That’s the best way to describe Seattle performer Sarah Rudinoff.

On a recent late winter morning, Rudinoff and accompanist Nathan Young stand around a scuffed-up piano in a nondescript rehearsal room in the bowels of the contemporary performance space On the Boards.

Listen to her voice.

With a brief instrumental flourish from Young, Rudinoff launches into a sultry cabaret ballad. Her resonant alto voice doesn’t betray a hint of the cold she’s fighting, or that it’s only 10 in the morning, a most un-cabaret-like time of day.

Rudinoff is at On the Boards to rehearse her newest one-woman show, “NowNowNow.” She calls it a rumination on what it means to be a “three dimensional person in the era of two dimensional” media. This is the third solo autobiographical work Rudinoff has created so far; she’s been writing and refining it for several years.

Rudinoff has wanted to perform ever since her childhood in Hawaii.
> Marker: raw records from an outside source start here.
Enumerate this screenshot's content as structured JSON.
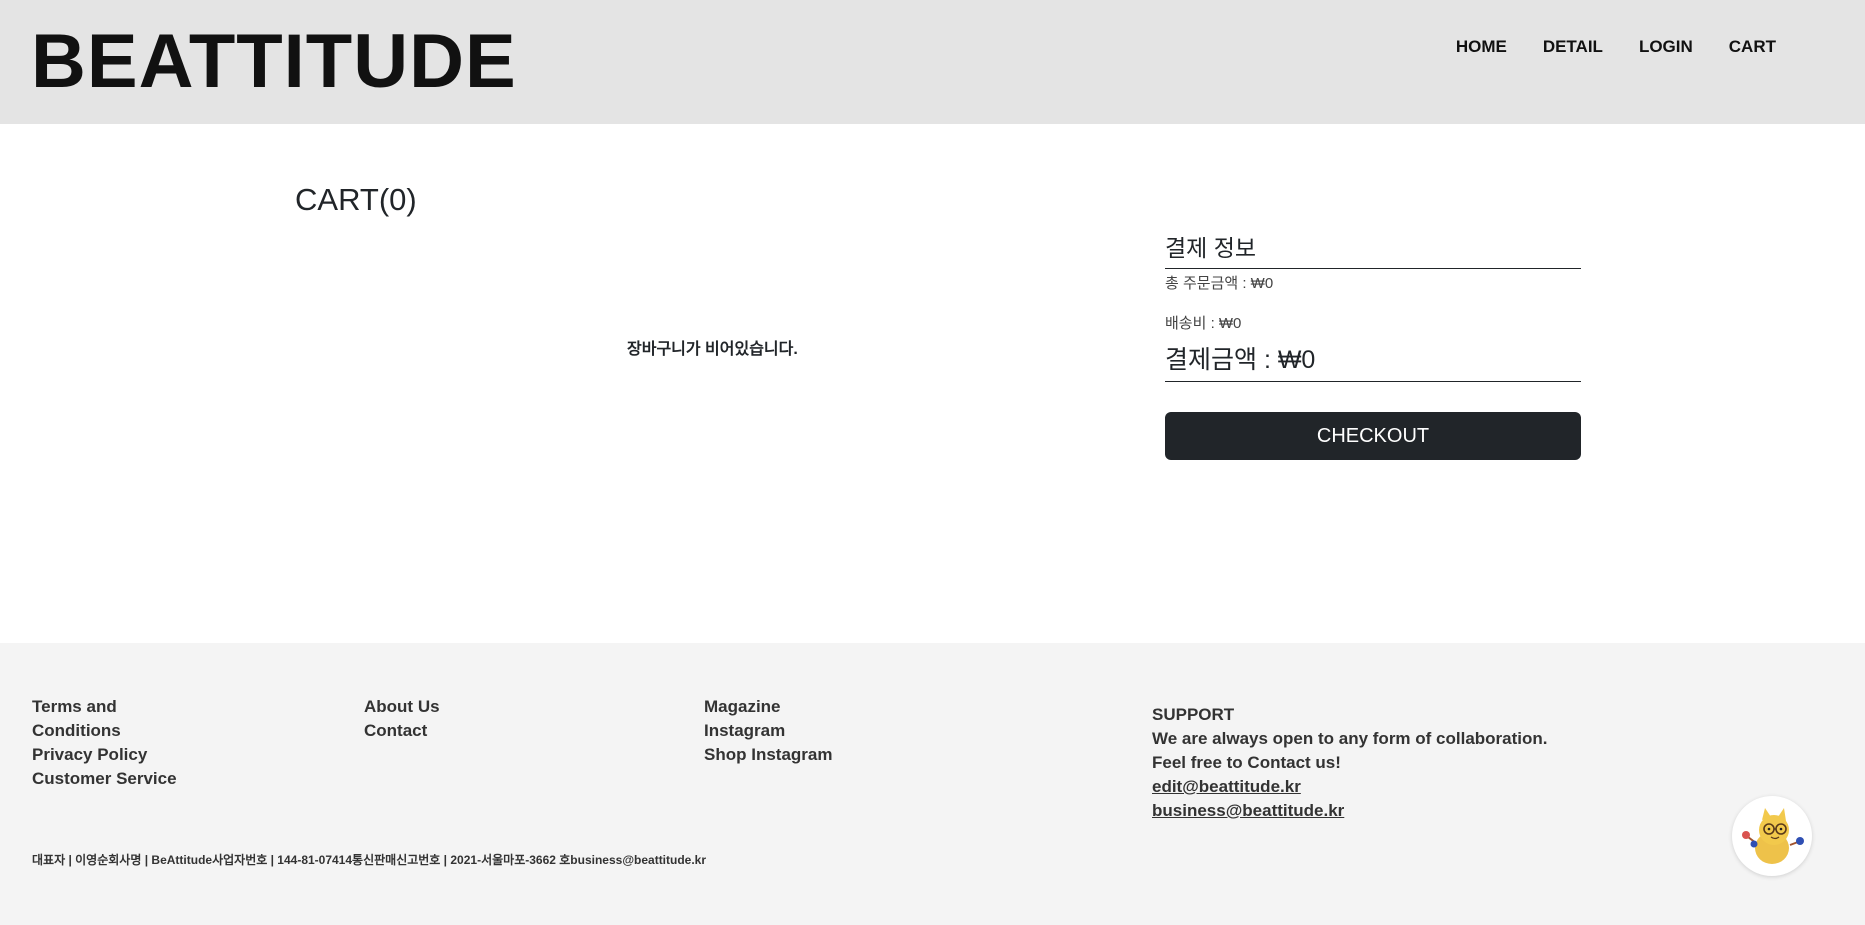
{
  "header": {
    "logo": "BEATTITUDE",
    "nav": [
      "HOME",
      "DETAIL",
      "LOGIN",
      "CART"
    ]
  },
  "cart": {
    "title": "CART(0)",
    "empty_message": "장바구니가 비어있습니다."
  },
  "payment": {
    "title": "결제 정보",
    "order_total": "총 주문금액 : ₩0",
    "shipping": "배송비 : ₩0",
    "total": "결제금액 : ₩0",
    "checkout_label": "CHECKOUT"
  },
  "footer": {
    "col1": [
      "Terms and Conditions",
      "Privacy Policy",
      "Customer Service"
    ],
    "col2": [
      "About Us",
      "Contact"
    ],
    "col3": [
      "Magazine",
      "Instagram",
      "Shop Instagram"
    ],
    "support": {
      "heading": "SUPPORT",
      "line1": "We are always open to any form of collaboration.",
      "line2": "Feel free to Contact us!",
      "email1": "edit@beattitude.kr",
      "email2": "business@beattitude.kr"
    },
    "company_info": "대표자 | 이영순회사명 | BeAttitude사업자번호 | 144-81-07414통신판매신고번호 | 2021-서울마포-3662 호business@beattitude.kr"
  },
  "colors": {
    "header_bg": "#e4e4e4",
    "footer_bg": "#f4f4f4",
    "button_bg": "#212529",
    "mascot_yellow": "#f2c94c"
  },
  "icons": {
    "chat_widget": "cat-mascot-icon"
  }
}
“That’s just what I wanted to do,” she reflects. “I always could sing and be funny. But I also wanted to be a serious Shakespearean actor. My mother said, ‘You’re Bette Midler, stop!’”

Rudinoff can present herself in the same brassy, bawdy way as Midler, a fellow Hawaiian. But when she was younger, Rudinoff didn’t appreciate her ability to belt out a song.

“As I got older, I realized there’s nothing wrong in embracing what I naturally do,” she says. Which is why she decided in her 20s to move to New York to try to make it in musical theater.

Ultimately, Rudinoff decided a personal life was just as important as her professional ambitions. She moved back to Seattle to be near her friends and closer to her family in Hawaii.

It turns out Seattle was the perfect place for Rudinoff to develop her artistic passions.

“Because you can’t make a full-time living here, people have to broaden what they do,” Rudinoff explains. “There’s a lot more cross section of artists working together.”

Dancers collaborate with dramatic actors; rock musicians sing with musical theater artists. Rudinoff did all that and more.

Several years ago, Rudinoff was recognized for her talents with a Genius award from the weekly alternative paper, The Stranger. It came with a $5,000 prize.

Although it wasn't enough money for Rudinoff  to quit her day job selling real estate, it did raise her mainstream profile.

These days you'll find her performing in venues across the city. Earlier this winter, Rudinoff was featured in the 5th Avenue Theater’s successful production of the musical comedy, “How to Succeed in Business Without Really Trying.” After a two-week run of her solo work, “NowNowNow,” Rudinoff says she’ll return to a musical piece later this spring. She says it features songs by Led Zeppelin.

You can see Rudinoff’s “NowNowNow” March 24-April 3 at On the Boards